Seoul is a beautiful city with a city landscape that encourages walking. Walking and shopping. Walking and eating. Eating and shopping. And staying up all night.

For shopping and strolling, Insadong has it all. Starting with lots of touristy shopping, it extends north into a pedestrianized lane lined with towering green trees and peppered with musicians and little stalls selling homemade crafts. At the other end are galleries, and more shopping and more food.


Strolling down Insadong

Eating however is really the heart of Seoul. And it is amazing. Grilled squid on a stick? Oh yeah. Mexican churros? They rivalled the best I’ve had in So-Cal. Fried chicken? Seriously to die for. The standard of food is uniformly high. I think the entire city is made up of foodies.

I love the whole roll-your-meat-in-lettuce and eat-it-in-one-go K-BBQ philosophy. A lettuce leaf, or sesame leaf, a little rice, some meat, some chilli sauce, a few pickles and roll it all up, then pop the whole thing in your mouth.


Street K-bbq

They take their food seriously, and much like the Japanese have specialists in food. This little tea shop in Insadong specialised in matcha. Everything was made with it.


Matcha tea, cake and ice-cream in Insadon

This guy was selling the most spectacular cotton candy I’ve ever seen.  No anaemic cones here.

cotton candy

Now this is cotton candy!

Gwangjang market, one of the older markets in Seoul, is open early in the morning to late at night. Loads of food, clothing, and souvenirs. But again, it’s the food that’s the star attraction.

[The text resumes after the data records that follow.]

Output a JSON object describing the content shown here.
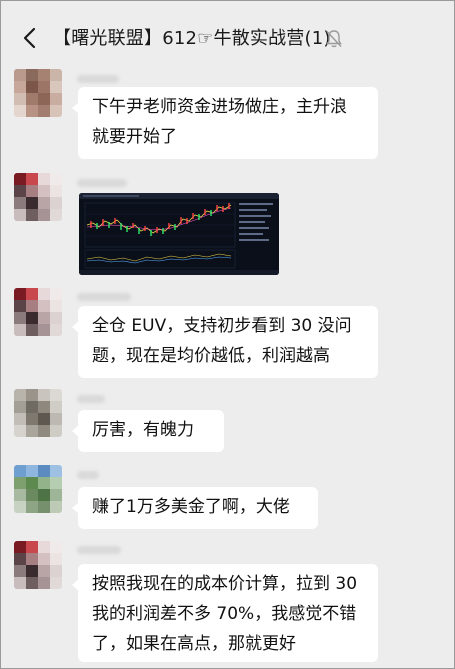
{
  "header": {
    "title": "【曙光联盟】612☞牛散实战营(1)"
  },
  "messages": [
    {
      "type": "text",
      "lines": [
        "下午尹老师资金进场做庄，主升浪",
        "就要开始了"
      ]
    },
    {
      "type": "image",
      "content": "stock-chart-screenshot"
    },
    {
      "type": "text",
      "lines": [
        "全仓 EUV，支持初步看到 30 没问",
        "题，现在是均价越低，利润越高"
      ]
    },
    {
      "type": "text",
      "lines": [
        "厉害，有魄力"
      ]
    },
    {
      "type": "text",
      "lines": [
        "赚了1万多美金了啊，大佬"
      ]
    },
    {
      "type": "text",
      "lines": [
        "按照我现在的成本价计算，拉到 30",
        "我的利润差不多 70%，我感觉不错",
        "了，如果在高点，那就更好"
      ]
    }
  ],
  "colors": {
    "background": "#ededed",
    "bubble": "#ffffff",
    "text": "#111111"
  }
}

gwangjung market

It’s an excellent stop for Bindaetteok–fried pancakes made of ground up mung beans and veggies. A bit like rosti. (click on smaller photos to make bigger).


For the more adventurous, there are trotters, pigs head and blood sausage.

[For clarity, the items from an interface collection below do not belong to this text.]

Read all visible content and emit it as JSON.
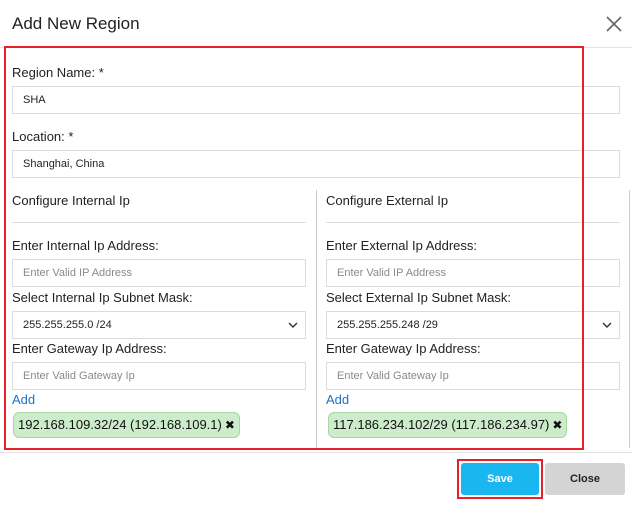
{
  "dialog": {
    "title": "Add New Region"
  },
  "region_name": {
    "label": "Region Name: *",
    "value": "SHA"
  },
  "location": {
    "label": "Location: *",
    "value": "Shanghai, China"
  },
  "internal": {
    "section_title": "Configure Internal Ip",
    "ip_label": "Enter Internal Ip Address:",
    "ip_placeholder": "Enter Valid IP Address",
    "mask_label": "Select Internal Ip Subnet Mask:",
    "mask_value": "255.255.255.0 /24",
    "gateway_label": "Enter Gateway Ip Address:",
    "gateway_placeholder": "Enter Valid Gateway Ip",
    "add_label": "Add",
    "chip": "192.168.109.32/24 (192.168.109.1)"
  },
  "external": {
    "section_title": "Configure External Ip",
    "ip_label": "Enter External Ip Address:",
    "ip_placeholder": "Enter Valid IP Address",
    "mask_label": "Select External Ip Subnet Mask:",
    "mask_value": "255.255.255.248 /29",
    "gateway_label": "Enter Gateway Ip Address:",
    "gateway_placeholder": "Enter Valid Gateway Ip",
    "add_label": "Add",
    "chip": "117.186.234.102/29 (117.186.234.97)"
  },
  "footer": {
    "save_label": "Save",
    "close_label": "Close"
  },
  "icons": {
    "close": "close-icon",
    "chevron": "chevron-down-icon",
    "chip_remove": "remove-chip-icon"
  },
  "colors": {
    "accent": "#1ab6f0",
    "highlight": "#e8202a",
    "chip_bg": "#cdeccc",
    "link": "#1a73c8"
  }
}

I skipped those, and instead tucked into poached fish squares and gimbap (not dissimilar to Japanese maki sushi but filled with veggies and ham). Another staple of the market is ddeokbokki, a kind of fat penne shaped rice cake with a spicy sweet sauce. This is all washed down with makgeolli, a delicious alcoholic drink reminiscent of Yakult and soda served in little metal bowls. Very refreshing–my new favourite alcoholic spritzer.


There’s something about the city that just oozes energy. You can go out at 3am and join a throng of others eating and drinking with friends. This was a street full of restaurants in Myeung Dong where you can eat your fill of korean fried chicken. Just be careful not to order firecracker sauce. It will burn off all the tastebuds on your tongue. Ask me how I know.

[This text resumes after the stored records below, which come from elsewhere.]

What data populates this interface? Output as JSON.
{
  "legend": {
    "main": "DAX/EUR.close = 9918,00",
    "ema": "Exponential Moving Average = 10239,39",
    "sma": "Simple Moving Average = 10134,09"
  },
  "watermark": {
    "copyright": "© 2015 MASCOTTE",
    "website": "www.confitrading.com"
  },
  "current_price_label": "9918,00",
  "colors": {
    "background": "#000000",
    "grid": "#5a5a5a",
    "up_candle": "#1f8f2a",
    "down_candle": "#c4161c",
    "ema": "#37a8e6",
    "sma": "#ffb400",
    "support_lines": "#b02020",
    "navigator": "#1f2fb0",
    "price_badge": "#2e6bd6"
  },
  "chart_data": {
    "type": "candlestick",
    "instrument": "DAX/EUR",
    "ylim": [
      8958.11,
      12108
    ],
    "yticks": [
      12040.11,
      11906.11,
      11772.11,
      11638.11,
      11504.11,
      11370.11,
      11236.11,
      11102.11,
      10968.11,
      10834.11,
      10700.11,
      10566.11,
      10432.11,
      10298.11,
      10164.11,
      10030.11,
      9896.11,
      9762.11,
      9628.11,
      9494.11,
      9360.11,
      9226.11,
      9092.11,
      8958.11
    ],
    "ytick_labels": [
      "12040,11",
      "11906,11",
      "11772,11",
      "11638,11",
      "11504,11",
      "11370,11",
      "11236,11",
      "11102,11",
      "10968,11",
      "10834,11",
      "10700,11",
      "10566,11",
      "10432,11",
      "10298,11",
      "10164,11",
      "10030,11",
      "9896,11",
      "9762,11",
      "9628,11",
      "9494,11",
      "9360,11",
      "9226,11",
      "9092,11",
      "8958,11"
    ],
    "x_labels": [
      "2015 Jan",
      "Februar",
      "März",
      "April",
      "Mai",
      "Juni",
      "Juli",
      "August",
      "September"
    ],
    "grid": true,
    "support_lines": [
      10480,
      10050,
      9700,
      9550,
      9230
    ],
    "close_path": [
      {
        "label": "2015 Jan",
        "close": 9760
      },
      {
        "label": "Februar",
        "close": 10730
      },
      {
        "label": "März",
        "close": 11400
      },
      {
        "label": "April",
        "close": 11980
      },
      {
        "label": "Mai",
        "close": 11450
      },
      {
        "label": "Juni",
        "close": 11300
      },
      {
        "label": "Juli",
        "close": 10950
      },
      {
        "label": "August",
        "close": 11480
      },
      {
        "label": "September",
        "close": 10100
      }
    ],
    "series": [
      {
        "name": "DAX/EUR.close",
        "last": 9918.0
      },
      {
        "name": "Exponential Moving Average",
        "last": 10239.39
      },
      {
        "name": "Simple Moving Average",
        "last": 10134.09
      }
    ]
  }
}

After you’ve eaten your fill, there are plentiful opportunities for night-time meanderings, Doota! a popular shopping mall, is open until 5 am six days a week. On Sunday it closes at midnight.


Seoul scores high on all the things I love. Great food, beautiful surroundings, great coffee, walkability, and casual, community orientated, relaxing and soul-recharging places to stroll.

My favourite place for walking was Chonggyecheon, an old river recently redeveloped into a serene pathway through downtown Seoul. During the day it offers respite from the busy roads, and the water cools the summer heat a little too. There are shaded portions and more heavily wooded parts, making for a pleasant and relaxing stroll.river walk

At night Chonggyecheon transforms into something almost magical. Warm lights, families and friends strolling, sitting, chatting. Possibly with some makgeolli and friend chicken on the medium hot side. What more could a girl ask for? night river